Data items
*** Block opens ***
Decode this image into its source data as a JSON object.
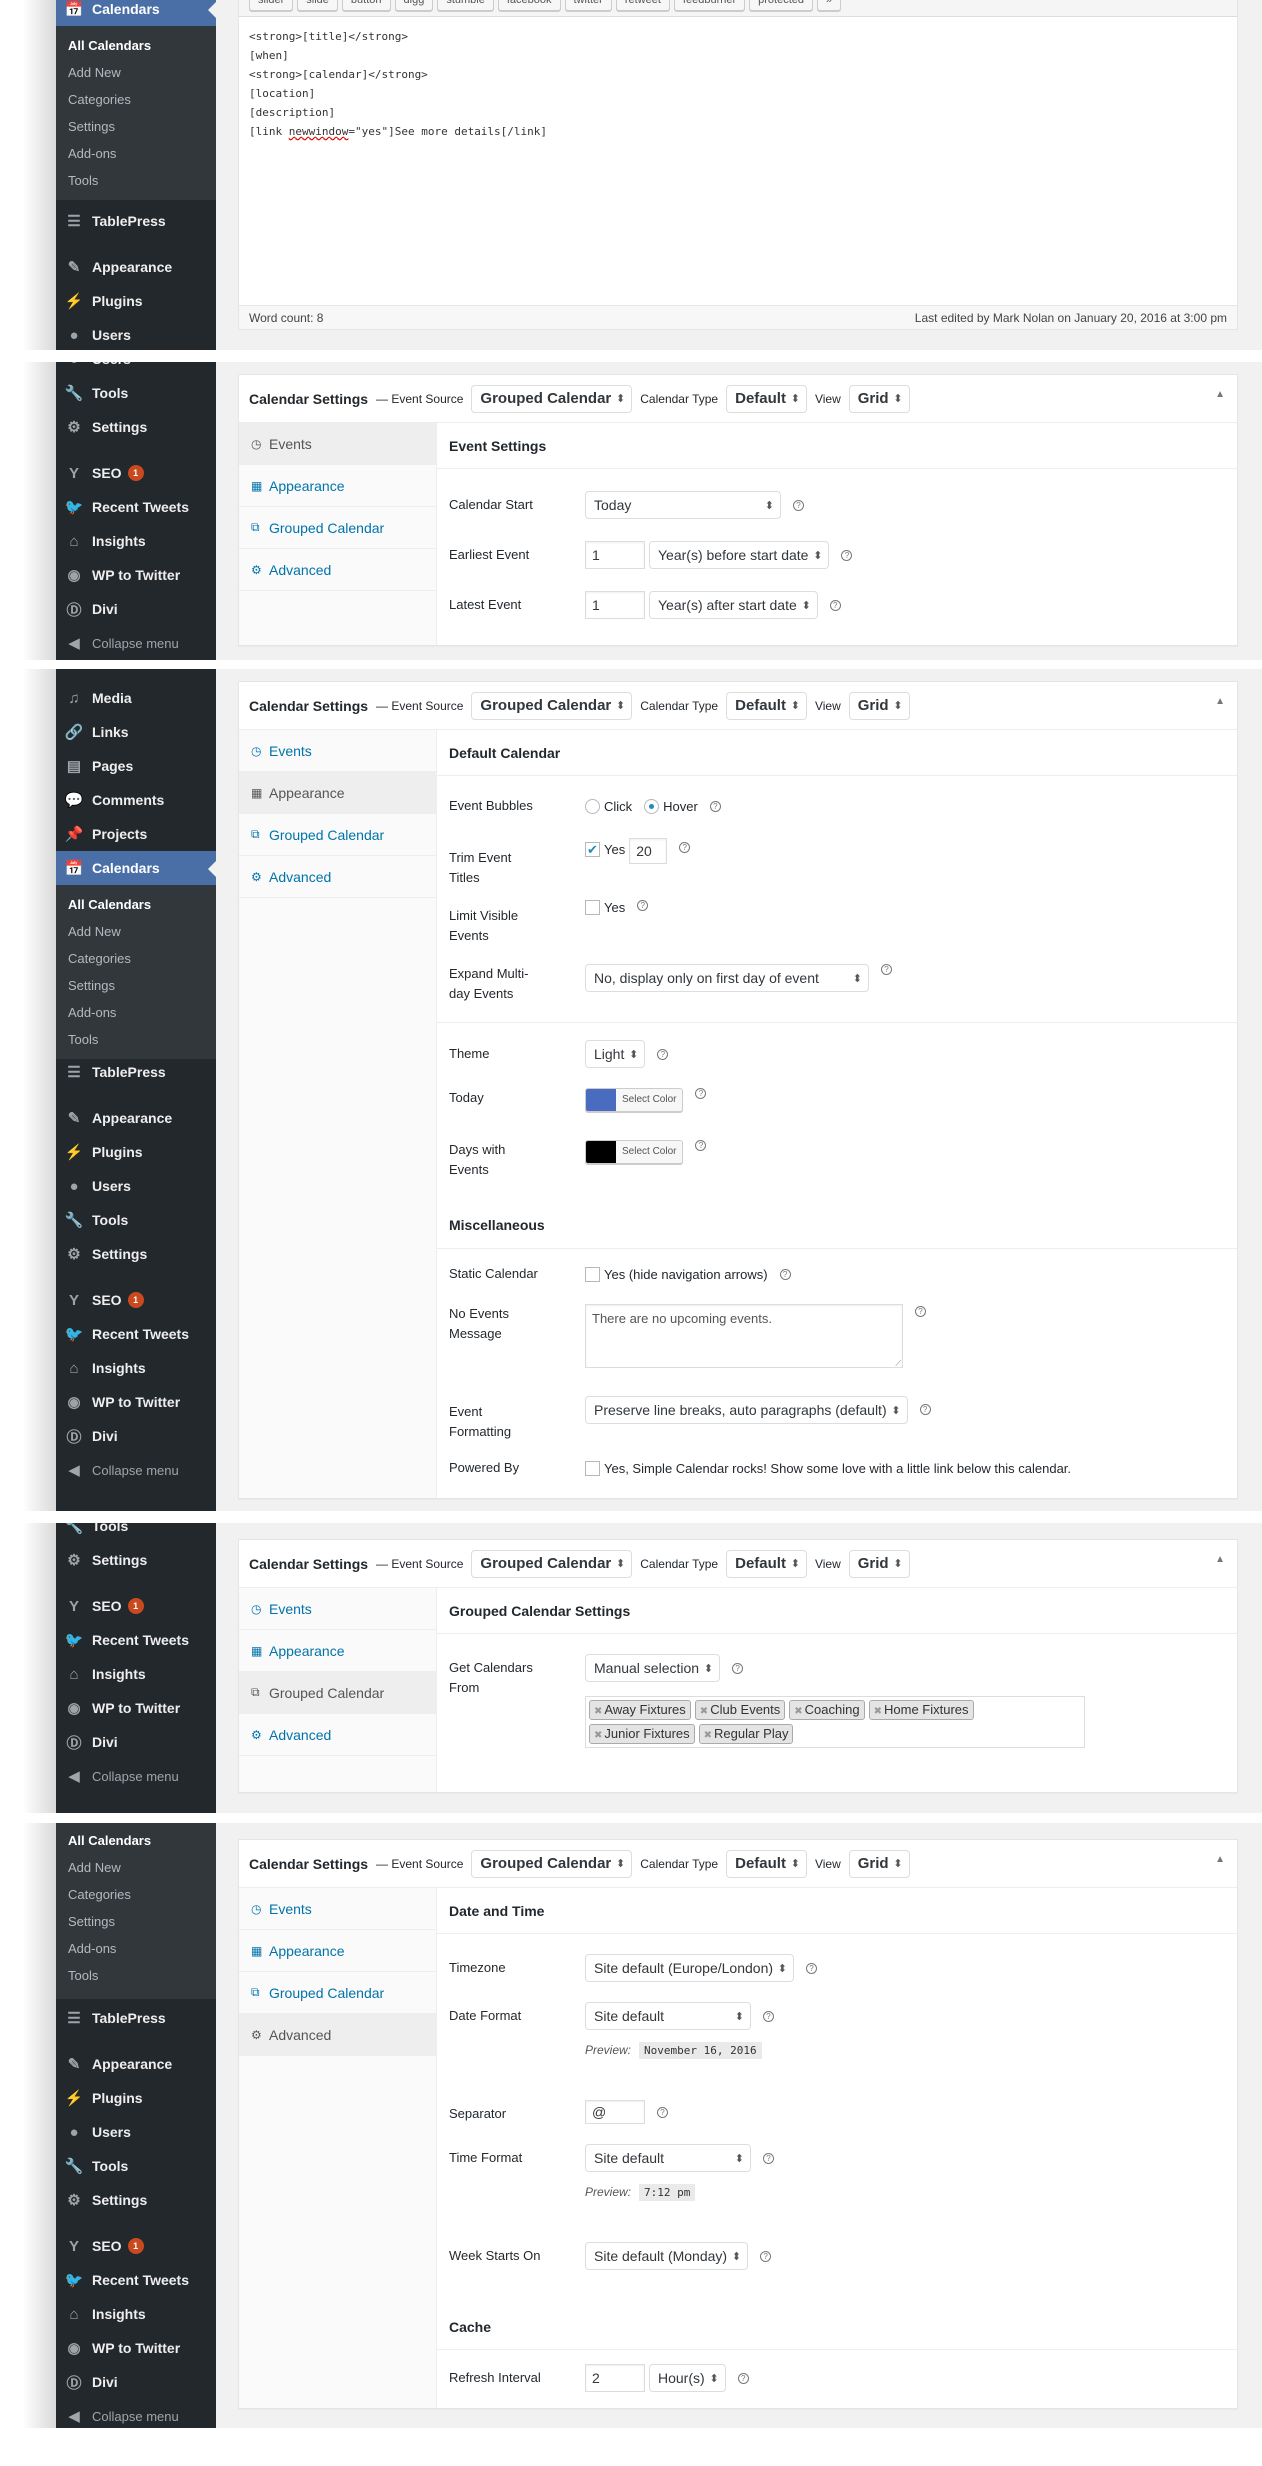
{
  "admin_menu": {
    "calendars": "Calendars",
    "calendars_sub": [
      "All Calendars",
      "Add New",
      "Categories",
      "Settings",
      "Add-ons",
      "Tools"
    ],
    "tablepress": "TablePress",
    "appearance": "Appearance",
    "plugins": "Plugins",
    "users": "Users",
    "tools": "Tools",
    "settings": "Settings",
    "seo": "SEO",
    "seo_badge": "1",
    "recent_tweets": "Recent Tweets",
    "insights": "Insights",
    "wp_to_twitter": "WP to Twitter",
    "divi": "Divi",
    "collapse": "Collapse menu",
    "media": "Media",
    "links": "Links",
    "pages": "Pages",
    "comments": "Comments",
    "projects": "Projects"
  },
  "editor": {
    "toolbar": [
      "slider",
      "slide",
      "button",
      "digg",
      "stumble",
      "facebook",
      "twitter",
      "retweet",
      "feedburner",
      "protected",
      "»"
    ],
    "lines": [
      "<strong>[title]</strong>",
      "[when]",
      "<strong>[calendar]</strong>",
      "[location]",
      "[description]"
    ],
    "last_line_pre": "[link ",
    "last_line_spell": "newwindow",
    "last_line_post": "=\"yes\"]See more details[/link]",
    "word_count": "Word count: 8",
    "last_edited": "Last edited by Mark Nolan on January 20, 2016 at 3:00 pm"
  },
  "settings_header": {
    "title": "Calendar Settings",
    "event_source_label": "— Event Source",
    "event_source": "Grouped Calendar",
    "calendar_type_label": "Calendar Type",
    "calendar_type": "Default",
    "view_label": "View",
    "view": "Grid",
    "toggle": "▲"
  },
  "tabs": {
    "events": "Events",
    "appearance": "Appearance",
    "grouped": "Grouped Calendar",
    "advanced": "Advanced"
  },
  "events_panel": {
    "title": "Event Settings",
    "calendar_start_label": "Calendar Start",
    "calendar_start": "Today",
    "earliest_label": "Earliest Event",
    "earliest_value": "1",
    "earliest_unit": "Year(s) before start date",
    "latest_label": "Latest Event",
    "latest_value": "1",
    "latest_unit": "Year(s) after start date"
  },
  "appearance_panel": {
    "title": "Default Calendar",
    "bubbles_label": "Event Bubbles",
    "bubbles_click": "Click",
    "bubbles_hover": "Hover",
    "bubbles_selected": "Hover",
    "trim_label": "Trim Event Titles",
    "trim_checked": true,
    "trim_yes": "Yes",
    "trim_value": "20",
    "limit_label": "Limit Visible Events",
    "limit_checked": false,
    "limit_yes": "Yes",
    "expand_label": "Expand Multi-day Events",
    "expand_value": "No, display only on first day of event",
    "theme_label": "Theme",
    "theme_value": "Light",
    "today_label": "Today",
    "today_color": "#4a6cc0",
    "days_label": "Days with Events",
    "days_color": "#000000",
    "select_color": "Select Color",
    "misc_title": "Miscellaneous",
    "static_label": "Static Calendar",
    "static_text": "Yes (hide navigation arrows)",
    "no_events_label": "No Events Message",
    "no_events_value": "There are no upcoming events.",
    "formatting_label": "Event Formatting",
    "formatting_value": "Preserve line breaks, auto paragraphs (default)",
    "powered_label": "Powered By",
    "powered_text": "Yes, Simple Calendar rocks! Show some love with a little link below this calendar."
  },
  "grouped_panel": {
    "title": "Grouped Calendar Settings",
    "get_label": "Get Calendars From",
    "get_value": "Manual selection",
    "tags": [
      "Away Fixtures",
      "Club Events",
      "Coaching",
      "Home Fixtures",
      "Junior Fixtures",
      "Regular Play"
    ]
  },
  "advanced_panel": {
    "title": "Date and Time",
    "timezone_label": "Timezone",
    "timezone_value": "Site default (Europe/London)",
    "date_format_label": "Date Format",
    "date_format_value": "Site default",
    "preview_label": "Preview:",
    "date_preview": "November 16, 2016",
    "separator_label": "Separator",
    "separator_value": "@",
    "time_format_label": "Time Format",
    "time_format_value": "Site default",
    "time_preview": "7:12 pm",
    "week_label": "Week Starts On",
    "week_value": "Site default (Monday)",
    "cache_title": "Cache",
    "refresh_label": "Refresh Interval",
    "refresh_value": "2",
    "refresh_unit": "Hour(s)"
  },
  "help_glyph": "?"
}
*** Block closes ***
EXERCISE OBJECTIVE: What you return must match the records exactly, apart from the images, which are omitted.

YOUR SOLUTION:
Decode this image into its source data as a JSON object.
{
  "admin_menu": {
    "calendars": "Calendars",
    "calendars_sub": [
      "All Calendars",
      "Add New",
      "Categories",
      "Settings",
      "Add-ons",
      "Tools"
    ],
    "tablepress": "TablePress",
    "appearance": "Appearance",
    "plugins": "Plugins",
    "users": "Users",
    "tools": "Tools",
    "settings": "Settings",
    "seo": "SEO",
    "seo_badge": "1",
    "recent_tweets": "Recent Tweets",
    "insights": "Insights",
    "wp_to_twitter": "WP to Twitter",
    "divi": "Divi",
    "collapse": "Collapse menu",
    "media": "Media",
    "links": "Links",
    "pages": "Pages",
    "comments": "Comments",
    "projects": "Projects"
  },
  "editor": {
    "toolbar": [
      "slider",
      "slide",
      "button",
      "digg",
      "stumble",
      "facebook",
      "twitter",
      "retweet",
      "feedburner",
      "protected",
      "»"
    ],
    "lines": [
      "<strong>[title]</strong>",
      "[when]",
      "<strong>[calendar]</strong>",
      "[location]",
      "[description]"
    ],
    "last_line_pre": "[link ",
    "last_line_spell": "newwindow",
    "last_line_post": "=\"yes\"]See more details[/link]",
    "word_count": "Word count: 8",
    "last_edited": "Last edited by Mark Nolan on January 20, 2016 at 3:00 pm"
  },
  "settings_header": {
    "title": "Calendar Settings",
    "event_source_label": "— Event Source",
    "event_source": "Grouped Calendar",
    "calendar_type_label": "Calendar Type",
    "calendar_type": "Default",
    "view_label": "View",
    "view": "Grid",
    "toggle": "▲"
  },
  "tabs": {
    "events": "Events",
    "appearance": "Appearance",
    "grouped": "Grouped Calendar",
    "advanced": "Advanced"
  },
  "events_panel": {
    "title": "Event Settings",
    "calendar_start_label": "Calendar Start",
    "calendar_start": "Today",
    "earliest_label": "Earliest Event",
    "earliest_value": "1",
    "earliest_unit": "Year(s) before start date",
    "latest_label": "Latest Event",
    "latest_value": "1",
    "latest_unit": "Year(s) after start date"
  },
  "appearance_panel": {
    "title": "Default Calendar",
    "bubbles_label": "Event Bubbles",
    "bubbles_click": "Click",
    "bubbles_hover": "Hover",
    "bubbles_selected": "Hover",
    "trim_label": "Trim Event Titles",
    "trim_checked": true,
    "trim_yes": "Yes",
    "trim_value": "20",
    "limit_label": "Limit Visible Events",
    "limit_checked": false,
    "limit_yes": "Yes",
    "expand_label": "Expand Multi-day Events",
    "expand_value": "No, display only on first day of event",
    "theme_label": "Theme",
    "theme_value": "Light",
    "today_label": "Today",
    "today_color": "#4a6cc0",
    "days_label": "Days with Events",
    "days_color": "#000000",
    "select_color": "Select Color",
    "misc_title": "Miscellaneous",
    "static_label": "Static Calendar",
    "static_text": "Yes (hide navigation arrows)",
    "no_events_label": "No Events Message",
    "no_events_value": "There are no upcoming events.",
    "formatting_label": "Event Formatting",
    "formatting_value": "Preserve line breaks, auto paragraphs (default)",
    "powered_label": "Powered By",
    "powered_text": "Yes, Simple Calendar rocks! Show some love with a little link below this calendar."
  },
  "grouped_panel": {
    "title": "Grouped Calendar Settings",
    "get_label": "Get Calendars From",
    "get_value": "Manual selection",
    "tags": [
      "Away Fixtures",
      "Club Events",
      "Coaching",
      "Home Fixtures",
      "Junior Fixtures",
      "Regular Play"
    ]
  },
  "advanced_panel": {
    "title": "Date and Time",
    "timezone_label": "Timezone",
    "timezone_value": "Site default (Europe/London)",
    "date_format_label": "Date Format",
    "date_format_value": "Site default",
    "preview_label": "Preview:",
    "date_preview": "November 16, 2016",
    "separator_label": "Separator",
    "separator_value": "@",
    "time_format_label": "Time Format",
    "time_format_value": "Site default",
    "time_preview": "7:12 pm",
    "week_label": "Week Starts On",
    "week_value": "Site default (Monday)",
    "cache_title": "Cache",
    "refresh_label": "Refresh Interval",
    "refresh_value": "2",
    "refresh_unit": "Hour(s)"
  },
  "help_glyph": "?"
}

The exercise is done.